*DATA RECORDS*:
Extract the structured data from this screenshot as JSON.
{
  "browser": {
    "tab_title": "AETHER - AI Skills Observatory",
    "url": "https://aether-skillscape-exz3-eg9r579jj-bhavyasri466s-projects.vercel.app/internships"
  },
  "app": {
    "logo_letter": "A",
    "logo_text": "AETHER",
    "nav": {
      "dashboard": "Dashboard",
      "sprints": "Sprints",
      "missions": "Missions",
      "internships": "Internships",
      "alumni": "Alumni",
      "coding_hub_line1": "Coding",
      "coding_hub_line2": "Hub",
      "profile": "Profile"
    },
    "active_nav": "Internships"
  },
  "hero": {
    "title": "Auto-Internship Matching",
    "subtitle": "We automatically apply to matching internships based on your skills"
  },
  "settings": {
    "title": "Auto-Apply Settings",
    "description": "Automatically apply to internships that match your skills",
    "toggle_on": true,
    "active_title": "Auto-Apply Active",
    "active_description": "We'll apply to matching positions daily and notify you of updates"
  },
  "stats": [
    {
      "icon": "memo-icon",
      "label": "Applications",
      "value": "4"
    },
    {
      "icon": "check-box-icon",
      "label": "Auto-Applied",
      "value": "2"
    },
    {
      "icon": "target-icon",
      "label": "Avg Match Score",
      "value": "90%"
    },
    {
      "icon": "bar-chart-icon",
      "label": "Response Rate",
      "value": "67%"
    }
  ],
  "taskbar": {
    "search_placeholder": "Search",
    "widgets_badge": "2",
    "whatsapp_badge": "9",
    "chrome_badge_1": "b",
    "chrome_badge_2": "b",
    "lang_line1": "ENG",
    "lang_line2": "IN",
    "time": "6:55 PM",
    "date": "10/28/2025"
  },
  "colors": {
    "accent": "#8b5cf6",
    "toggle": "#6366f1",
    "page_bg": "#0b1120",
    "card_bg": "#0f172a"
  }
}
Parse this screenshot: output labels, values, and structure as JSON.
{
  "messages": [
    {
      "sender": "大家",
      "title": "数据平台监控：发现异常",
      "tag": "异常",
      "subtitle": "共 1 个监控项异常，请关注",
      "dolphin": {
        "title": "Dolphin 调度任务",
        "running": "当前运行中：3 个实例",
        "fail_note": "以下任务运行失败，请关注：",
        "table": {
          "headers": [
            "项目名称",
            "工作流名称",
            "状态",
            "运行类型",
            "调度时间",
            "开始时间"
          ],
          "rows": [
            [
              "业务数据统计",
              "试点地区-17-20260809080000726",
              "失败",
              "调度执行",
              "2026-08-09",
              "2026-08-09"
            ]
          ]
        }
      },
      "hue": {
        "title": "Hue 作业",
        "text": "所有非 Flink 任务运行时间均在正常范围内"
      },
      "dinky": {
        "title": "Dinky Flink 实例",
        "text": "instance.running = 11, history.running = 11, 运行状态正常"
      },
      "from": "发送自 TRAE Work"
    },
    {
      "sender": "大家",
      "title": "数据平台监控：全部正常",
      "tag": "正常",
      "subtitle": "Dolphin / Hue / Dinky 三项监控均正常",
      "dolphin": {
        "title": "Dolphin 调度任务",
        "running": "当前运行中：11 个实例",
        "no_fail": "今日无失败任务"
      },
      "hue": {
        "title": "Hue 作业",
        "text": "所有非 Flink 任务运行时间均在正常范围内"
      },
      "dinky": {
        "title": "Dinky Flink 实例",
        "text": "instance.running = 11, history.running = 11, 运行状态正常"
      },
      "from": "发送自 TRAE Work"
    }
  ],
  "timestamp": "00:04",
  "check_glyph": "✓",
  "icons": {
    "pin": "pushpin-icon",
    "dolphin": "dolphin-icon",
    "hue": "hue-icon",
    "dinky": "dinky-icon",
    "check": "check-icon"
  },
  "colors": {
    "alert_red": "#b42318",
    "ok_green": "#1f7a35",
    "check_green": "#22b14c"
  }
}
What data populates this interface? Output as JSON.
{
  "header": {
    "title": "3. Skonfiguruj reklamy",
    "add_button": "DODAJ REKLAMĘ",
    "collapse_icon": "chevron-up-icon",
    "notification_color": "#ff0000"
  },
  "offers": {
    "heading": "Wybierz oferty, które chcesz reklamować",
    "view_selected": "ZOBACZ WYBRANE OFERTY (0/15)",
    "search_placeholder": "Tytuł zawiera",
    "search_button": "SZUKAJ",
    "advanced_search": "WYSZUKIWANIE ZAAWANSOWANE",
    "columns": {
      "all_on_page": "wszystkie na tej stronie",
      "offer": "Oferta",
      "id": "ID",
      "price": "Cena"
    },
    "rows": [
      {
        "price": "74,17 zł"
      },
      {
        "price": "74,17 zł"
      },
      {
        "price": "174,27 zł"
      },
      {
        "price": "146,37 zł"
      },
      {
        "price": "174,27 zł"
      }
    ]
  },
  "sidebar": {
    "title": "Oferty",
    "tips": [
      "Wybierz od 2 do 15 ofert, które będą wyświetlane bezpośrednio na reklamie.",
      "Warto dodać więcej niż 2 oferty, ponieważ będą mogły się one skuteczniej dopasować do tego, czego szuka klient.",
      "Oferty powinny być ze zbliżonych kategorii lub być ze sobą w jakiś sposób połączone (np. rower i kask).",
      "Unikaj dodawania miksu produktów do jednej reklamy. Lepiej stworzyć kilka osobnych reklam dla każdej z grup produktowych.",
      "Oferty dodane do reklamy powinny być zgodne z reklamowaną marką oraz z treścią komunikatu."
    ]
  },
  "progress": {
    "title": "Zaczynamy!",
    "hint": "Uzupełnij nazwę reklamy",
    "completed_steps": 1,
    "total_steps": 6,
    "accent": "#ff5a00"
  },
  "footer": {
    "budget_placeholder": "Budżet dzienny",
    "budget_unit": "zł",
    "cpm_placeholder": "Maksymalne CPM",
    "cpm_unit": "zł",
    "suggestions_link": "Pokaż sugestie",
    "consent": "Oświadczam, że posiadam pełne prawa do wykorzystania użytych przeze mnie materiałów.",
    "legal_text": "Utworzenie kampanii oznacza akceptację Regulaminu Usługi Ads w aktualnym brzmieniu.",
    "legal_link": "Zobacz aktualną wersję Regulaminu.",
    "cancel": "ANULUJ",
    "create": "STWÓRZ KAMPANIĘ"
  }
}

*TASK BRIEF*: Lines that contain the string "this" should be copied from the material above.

*EXPECTED ANSWER*:
Extract the structured data from this screenshot as JSON.
Parse this screenshot: output labels, values, and structure as JSON.
What data populates this interface? Output as JSON.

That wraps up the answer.